Task data:
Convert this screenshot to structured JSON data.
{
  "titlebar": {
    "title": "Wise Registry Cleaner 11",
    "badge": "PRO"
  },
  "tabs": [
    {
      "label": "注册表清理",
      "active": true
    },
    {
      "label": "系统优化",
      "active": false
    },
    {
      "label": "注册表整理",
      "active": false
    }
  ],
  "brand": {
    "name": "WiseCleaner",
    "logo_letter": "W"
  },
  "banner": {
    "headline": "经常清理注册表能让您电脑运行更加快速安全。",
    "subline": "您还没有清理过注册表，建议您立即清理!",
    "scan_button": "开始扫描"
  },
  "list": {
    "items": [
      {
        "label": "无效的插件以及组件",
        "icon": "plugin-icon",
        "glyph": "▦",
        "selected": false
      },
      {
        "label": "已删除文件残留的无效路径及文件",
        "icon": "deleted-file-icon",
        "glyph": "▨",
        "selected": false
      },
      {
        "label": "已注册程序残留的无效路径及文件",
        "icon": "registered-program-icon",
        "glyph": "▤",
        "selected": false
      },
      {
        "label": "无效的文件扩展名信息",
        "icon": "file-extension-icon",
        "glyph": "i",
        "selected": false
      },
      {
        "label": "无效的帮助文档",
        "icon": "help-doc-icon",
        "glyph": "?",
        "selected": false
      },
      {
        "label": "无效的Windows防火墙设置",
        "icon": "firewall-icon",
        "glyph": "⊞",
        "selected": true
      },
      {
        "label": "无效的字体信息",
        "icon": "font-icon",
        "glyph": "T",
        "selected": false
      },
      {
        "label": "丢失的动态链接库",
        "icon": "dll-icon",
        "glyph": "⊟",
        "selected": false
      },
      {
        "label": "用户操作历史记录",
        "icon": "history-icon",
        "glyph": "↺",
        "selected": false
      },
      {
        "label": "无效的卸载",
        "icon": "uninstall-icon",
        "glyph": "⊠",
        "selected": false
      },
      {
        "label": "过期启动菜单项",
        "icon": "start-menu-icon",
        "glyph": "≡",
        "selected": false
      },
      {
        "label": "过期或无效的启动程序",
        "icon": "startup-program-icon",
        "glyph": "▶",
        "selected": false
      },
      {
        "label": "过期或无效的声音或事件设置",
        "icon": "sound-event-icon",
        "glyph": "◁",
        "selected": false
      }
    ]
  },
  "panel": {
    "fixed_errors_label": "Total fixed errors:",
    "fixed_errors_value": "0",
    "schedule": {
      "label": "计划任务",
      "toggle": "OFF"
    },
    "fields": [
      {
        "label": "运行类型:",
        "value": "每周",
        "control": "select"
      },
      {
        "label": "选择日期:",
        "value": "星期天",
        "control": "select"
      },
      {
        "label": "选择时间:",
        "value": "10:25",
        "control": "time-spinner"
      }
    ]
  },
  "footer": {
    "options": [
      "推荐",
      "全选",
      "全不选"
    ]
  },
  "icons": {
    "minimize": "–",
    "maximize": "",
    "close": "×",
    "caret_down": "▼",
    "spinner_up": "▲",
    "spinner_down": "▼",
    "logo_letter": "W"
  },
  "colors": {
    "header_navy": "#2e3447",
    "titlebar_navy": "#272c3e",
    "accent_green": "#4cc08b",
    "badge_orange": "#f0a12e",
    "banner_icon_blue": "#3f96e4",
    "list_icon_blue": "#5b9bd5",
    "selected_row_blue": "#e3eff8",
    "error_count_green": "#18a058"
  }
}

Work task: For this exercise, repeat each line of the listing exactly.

Task solution:
Convert this screenshot to structured JSON data.
{
  "titlebar": {
    "title": "Wise Registry Cleaner 11",
    "badge": "PRO"
  },
  "tabs": [
    {
      "label": "注册表清理",
      "active": true
    },
    {
      "label": "系统优化",
      "active": false
    },
    {
      "label": "注册表整理",
      "active": false
    }
  ],
  "brand": {
    "name": "WiseCleaner",
    "logo_letter": "W"
  },
  "banner": {
    "headline": "经常清理注册表能让您电脑运行更加快速安全。",
    "subline": "您还没有清理过注册表，建议您立即清理!",
    "scan_button": "开始扫描"
  },
  "list": {
    "items": [
      {
        "label": "无效的插件以及组件",
        "icon": "plugin-icon",
        "glyph": "▦",
        "selected": false
      },
      {
        "label": "已删除文件残留的无效路径及文件",
        "icon": "deleted-file-icon",
        "glyph": "▨",
        "selected": false
      },
      {
        "label": "已注册程序残留的无效路径及文件",
        "icon": "registered-program-icon",
        "glyph": "▤",
        "selected": false
      },
      {
        "label": "无效的文件扩展名信息",
        "icon": "file-extension-icon",
        "glyph": "i",
        "selected": false
      },
      {
        "label": "无效的帮助文档",
        "icon": "help-doc-icon",
        "glyph": "?",
        "selected": false
      },
      {
        "label": "无效的Windows防火墙设置",
        "icon": "firewall-icon",
        "glyph": "⊞",
        "selected": true
      },
      {
        "label": "无效的字体信息",
        "icon": "font-icon",
        "glyph": "T",
        "selected": false
      },
      {
        "label": "丢失的动态链接库",
        "icon": "dll-icon",
        "glyph": "⊟",
        "selected": false
      },
      {
        "label": "用户操作历史记录",
        "icon": "history-icon",
        "glyph": "↺",
        "selected": false
      },
      {
        "label": "无效的卸载",
        "icon": "uninstall-icon",
        "glyph": "⊠",
        "selected": false
      },
      {
        "label": "过期启动菜单项",
        "icon": "start-menu-icon",
        "glyph": "≡",
        "selected": false
      },
      {
        "label": "过期或无效的启动程序",
        "icon": "startup-program-icon",
        "glyph": "▶",
        "selected": false
      },
      {
        "label": "过期或无效的声音或事件设置",
        "icon": "sound-event-icon",
        "glyph": "◁",
        "selected": false
      }
    ]
  },
  "panel": {
    "fixed_errors_label": "Total fixed errors:",
    "fixed_errors_value": "0",
    "schedule": {
      "label": "计划任务",
      "toggle": "OFF"
    },
    "fields": [
      {
        "label": "运行类型:",
        "value": "每周",
        "control": "select"
      },
      {
        "label": "选择日期:",
        "value": "星期天",
        "control": "select"
      },
      {
        "label": "选择时间:",
        "value": "10:25",
        "control": "time-spinner"
      }
    ]
  },
  "footer": {
    "options": [
      "推荐",
      "全选",
      "全不选"
    ]
  },
  "icons": {
    "minimize": "–",
    "maximize": "",
    "close": "×",
    "caret_down": "▼",
    "spinner_up": "▲",
    "spinner_down": "▼",
    "logo_letter": "W"
  },
  "colors": {
    "header_navy": "#2e3447",
    "titlebar_navy": "#272c3e",
    "accent_green": "#4cc08b",
    "badge_orange": "#f0a12e",
    "banner_icon_blue": "#3f96e4",
    "list_icon_blue": "#5b9bd5",
    "selected_row_blue": "#e3eff8",
    "error_count_green": "#18a058"
  }
}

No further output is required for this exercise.